Good processes are simple

To make a process simple, it must be the most fundamental component of a product goal, so that it can be executed, trained, and practiced easily. A process must be defined simply and then measured as defined. Bodybuilders do this well, breaking down muscle building process goals into exercises, sets, and reps, which can be measured easily and compared against each time they exercise. Bodybuilders can build a great body without knowing much about anatomy, biology, or nutrition, if they just follow the simple process steps. Comparing their performance each day with the previous day’s performance gives them quick feedback and is motivating.

Good processes are small

And they pile up to make great strides over time. If people are faced with a task that is too large, there are too many reasons to do it wrong or not do it at all. Where to start? What direction do we go? Can’t we delay? What if we fail? Furthermore, if it seems to touch many different interests in the organization, it looks like a gargantuan non-starter. For example, in major account sales, even great sales people expect to hear “no” more than “yes.” To get by this mental hurdle, they don’t think about success or failure, but about churning through small processes each day – number of calls, CRM management, lead generation, follow up, etc.

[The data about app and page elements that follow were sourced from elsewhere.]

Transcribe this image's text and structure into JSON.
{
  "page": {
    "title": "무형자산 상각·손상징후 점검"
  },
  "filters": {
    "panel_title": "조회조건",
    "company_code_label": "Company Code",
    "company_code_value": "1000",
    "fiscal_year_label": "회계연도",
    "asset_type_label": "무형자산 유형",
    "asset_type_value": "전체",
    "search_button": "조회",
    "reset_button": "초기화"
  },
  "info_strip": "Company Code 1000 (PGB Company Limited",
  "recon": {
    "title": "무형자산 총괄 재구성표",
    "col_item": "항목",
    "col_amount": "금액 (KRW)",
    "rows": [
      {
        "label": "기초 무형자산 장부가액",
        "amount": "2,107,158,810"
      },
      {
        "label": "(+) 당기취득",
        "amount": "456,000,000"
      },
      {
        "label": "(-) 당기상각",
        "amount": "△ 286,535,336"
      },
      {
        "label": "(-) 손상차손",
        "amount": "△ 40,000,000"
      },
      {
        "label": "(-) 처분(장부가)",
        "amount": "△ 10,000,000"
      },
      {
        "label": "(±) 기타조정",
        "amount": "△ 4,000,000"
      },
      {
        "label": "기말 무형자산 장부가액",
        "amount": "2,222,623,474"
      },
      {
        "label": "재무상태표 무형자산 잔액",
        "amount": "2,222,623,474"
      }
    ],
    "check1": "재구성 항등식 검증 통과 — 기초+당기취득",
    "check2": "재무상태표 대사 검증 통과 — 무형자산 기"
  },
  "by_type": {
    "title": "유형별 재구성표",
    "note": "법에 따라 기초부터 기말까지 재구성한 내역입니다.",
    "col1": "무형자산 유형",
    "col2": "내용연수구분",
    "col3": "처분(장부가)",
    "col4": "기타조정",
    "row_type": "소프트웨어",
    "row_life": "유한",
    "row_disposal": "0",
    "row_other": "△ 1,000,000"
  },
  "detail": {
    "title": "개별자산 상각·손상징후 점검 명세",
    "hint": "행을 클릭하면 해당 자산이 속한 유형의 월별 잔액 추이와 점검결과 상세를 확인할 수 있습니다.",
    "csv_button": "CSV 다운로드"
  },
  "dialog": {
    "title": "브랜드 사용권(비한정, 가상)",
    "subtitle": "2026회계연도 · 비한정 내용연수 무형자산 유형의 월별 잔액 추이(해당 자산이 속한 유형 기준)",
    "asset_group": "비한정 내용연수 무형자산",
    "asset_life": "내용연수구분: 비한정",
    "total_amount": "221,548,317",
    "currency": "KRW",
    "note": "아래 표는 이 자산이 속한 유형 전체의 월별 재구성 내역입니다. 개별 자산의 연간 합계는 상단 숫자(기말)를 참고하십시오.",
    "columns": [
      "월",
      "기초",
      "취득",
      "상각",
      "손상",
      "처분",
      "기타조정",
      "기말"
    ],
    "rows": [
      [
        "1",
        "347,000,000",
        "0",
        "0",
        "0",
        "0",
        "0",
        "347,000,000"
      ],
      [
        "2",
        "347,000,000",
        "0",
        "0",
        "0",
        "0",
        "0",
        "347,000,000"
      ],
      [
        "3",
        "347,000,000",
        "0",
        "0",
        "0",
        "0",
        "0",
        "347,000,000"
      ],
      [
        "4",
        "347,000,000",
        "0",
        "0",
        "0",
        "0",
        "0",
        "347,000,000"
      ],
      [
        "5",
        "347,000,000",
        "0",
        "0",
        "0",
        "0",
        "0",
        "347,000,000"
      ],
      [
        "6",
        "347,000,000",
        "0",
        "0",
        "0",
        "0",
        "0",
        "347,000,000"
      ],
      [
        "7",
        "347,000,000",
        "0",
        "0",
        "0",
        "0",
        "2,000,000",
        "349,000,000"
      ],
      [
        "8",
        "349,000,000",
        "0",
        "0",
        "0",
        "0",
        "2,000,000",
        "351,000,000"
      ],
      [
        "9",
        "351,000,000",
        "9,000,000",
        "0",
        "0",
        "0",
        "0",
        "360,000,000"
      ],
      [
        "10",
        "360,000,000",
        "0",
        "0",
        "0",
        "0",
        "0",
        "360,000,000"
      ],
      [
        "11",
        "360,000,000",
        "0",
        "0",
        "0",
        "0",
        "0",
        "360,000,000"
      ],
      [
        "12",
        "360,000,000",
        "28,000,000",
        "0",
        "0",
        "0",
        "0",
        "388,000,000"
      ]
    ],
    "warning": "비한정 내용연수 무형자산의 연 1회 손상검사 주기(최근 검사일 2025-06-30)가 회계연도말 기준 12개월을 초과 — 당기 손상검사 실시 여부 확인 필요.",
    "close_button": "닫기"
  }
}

Plowing through the same small things each day allows high performers to “meet with triumph and disaster and treat those two imposters just the same.”

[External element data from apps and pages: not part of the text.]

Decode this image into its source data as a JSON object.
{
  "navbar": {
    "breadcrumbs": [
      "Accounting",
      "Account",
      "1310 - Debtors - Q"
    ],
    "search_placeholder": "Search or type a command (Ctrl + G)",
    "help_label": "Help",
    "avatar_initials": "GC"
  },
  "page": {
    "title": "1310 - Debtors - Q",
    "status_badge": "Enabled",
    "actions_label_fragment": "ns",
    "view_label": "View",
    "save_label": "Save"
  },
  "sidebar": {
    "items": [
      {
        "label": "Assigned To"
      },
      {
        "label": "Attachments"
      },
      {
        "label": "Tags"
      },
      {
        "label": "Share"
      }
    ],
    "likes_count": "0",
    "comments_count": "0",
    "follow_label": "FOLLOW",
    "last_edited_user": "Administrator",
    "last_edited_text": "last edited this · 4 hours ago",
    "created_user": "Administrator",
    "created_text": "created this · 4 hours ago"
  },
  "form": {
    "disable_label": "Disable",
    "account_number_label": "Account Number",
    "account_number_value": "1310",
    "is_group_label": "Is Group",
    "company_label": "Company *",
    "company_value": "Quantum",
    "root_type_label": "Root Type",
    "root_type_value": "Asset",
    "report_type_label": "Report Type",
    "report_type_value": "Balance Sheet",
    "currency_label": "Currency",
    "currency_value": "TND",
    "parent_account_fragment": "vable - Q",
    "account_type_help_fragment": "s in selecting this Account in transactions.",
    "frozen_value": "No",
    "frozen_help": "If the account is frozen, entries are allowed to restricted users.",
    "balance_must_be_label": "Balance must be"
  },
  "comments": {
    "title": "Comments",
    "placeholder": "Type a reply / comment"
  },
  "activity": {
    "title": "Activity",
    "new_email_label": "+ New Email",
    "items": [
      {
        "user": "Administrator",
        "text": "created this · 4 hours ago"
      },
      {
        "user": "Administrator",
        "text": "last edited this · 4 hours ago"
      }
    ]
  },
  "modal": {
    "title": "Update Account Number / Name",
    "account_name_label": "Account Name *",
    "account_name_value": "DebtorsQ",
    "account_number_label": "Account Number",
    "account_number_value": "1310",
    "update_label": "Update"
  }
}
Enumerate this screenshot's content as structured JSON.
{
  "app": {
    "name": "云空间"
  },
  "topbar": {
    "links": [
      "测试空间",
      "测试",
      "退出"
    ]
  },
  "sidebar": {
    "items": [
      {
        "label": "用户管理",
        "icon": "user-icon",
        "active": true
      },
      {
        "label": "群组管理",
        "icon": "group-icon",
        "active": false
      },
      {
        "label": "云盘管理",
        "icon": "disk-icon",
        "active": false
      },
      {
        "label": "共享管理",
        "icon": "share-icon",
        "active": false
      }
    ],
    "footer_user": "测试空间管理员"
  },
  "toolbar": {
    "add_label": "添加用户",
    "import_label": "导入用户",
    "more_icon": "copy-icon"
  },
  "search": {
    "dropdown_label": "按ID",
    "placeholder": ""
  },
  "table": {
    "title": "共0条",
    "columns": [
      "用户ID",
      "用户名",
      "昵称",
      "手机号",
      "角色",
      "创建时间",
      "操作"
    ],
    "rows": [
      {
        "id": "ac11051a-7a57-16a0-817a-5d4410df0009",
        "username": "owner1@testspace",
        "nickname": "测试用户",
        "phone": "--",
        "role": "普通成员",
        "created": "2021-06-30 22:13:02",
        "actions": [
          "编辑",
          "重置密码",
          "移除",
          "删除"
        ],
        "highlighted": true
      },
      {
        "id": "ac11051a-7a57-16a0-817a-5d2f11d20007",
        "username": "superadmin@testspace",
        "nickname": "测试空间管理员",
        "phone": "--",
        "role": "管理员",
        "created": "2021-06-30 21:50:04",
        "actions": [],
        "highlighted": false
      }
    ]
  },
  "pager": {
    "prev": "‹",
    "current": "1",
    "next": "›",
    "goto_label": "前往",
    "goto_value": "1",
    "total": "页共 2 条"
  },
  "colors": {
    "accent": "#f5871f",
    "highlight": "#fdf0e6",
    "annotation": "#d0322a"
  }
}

Good processes are short – they come to an end fairly rapidly

In a perfect world, they come to an end extremely rapidly. Think of learning to putt. The process is very short – just make a stroke. Analyze what you did right or wrong. Make another stroke. The design of sports and games are often great examples of designing short processes. Game players of all types are some of the most absorbed people on earth at their process tasks. This is due to game designers specifically designing the game for learning. To design an absorbing game, skills must meet challenges, and feedback must come almost instantly. Video gamers never move their eyes from the screen for hours because they are getting constant feedback about performance. They are learning. They are adjusting. As their skills increase, they are trying something more difficult. They are getting feedback again, adjusting again and the loop keeps going around. The longer a process takes to give feedback the less motivating it is, and the less repeatable it is. Processes like losing weight can be so difficult because the scale doesn’t move fast enough. Design your process goals for faster feedback so you can fire and adjust more often. Think Ready, Fire, Aim!

Good processes should be slow

This may seem to contradict what was said just a few lines earlier, but actually it doesn’t. If processes are small, simple, and short, they are already going to be fast. So now we can take our time in doing them. By taking our time we ensure that we are fully concentrating on improvement. We are self observing and being in the moment. No need to rush to get things done. Rushing through the process doesn’t get us any closer to any finish line, because the finish line is irrelevant – if we didn’t do things right we’re going to have to do them again. The goal is not to be done, the goal is to be excellent, and excellence is a race that never ends.

The nature of the drive for perfection is that we’re always in the middle of the graph

Yes, we’ve come a long way, but we still have a long way to go – and always will. We know that, and we’re okay with it. If we’re in the middle of the process, absorbed, learning, concentrating on excellent execution, we’re where we want to be. We’re going to be happy, motivated, and producing great results.

 


Rodney J. Johnson is President of Erudite Risk and Co-Founder of the KBLA. He has lived in Asia for most of his adult life, but still longs for good Mexican food.

Steve McKinney is the President of McKinney Consulting an Executive Search and Leadership Consulting firm based in Seoul, Korea,  a Certified Master Coach and Co-Founder of the KBLA.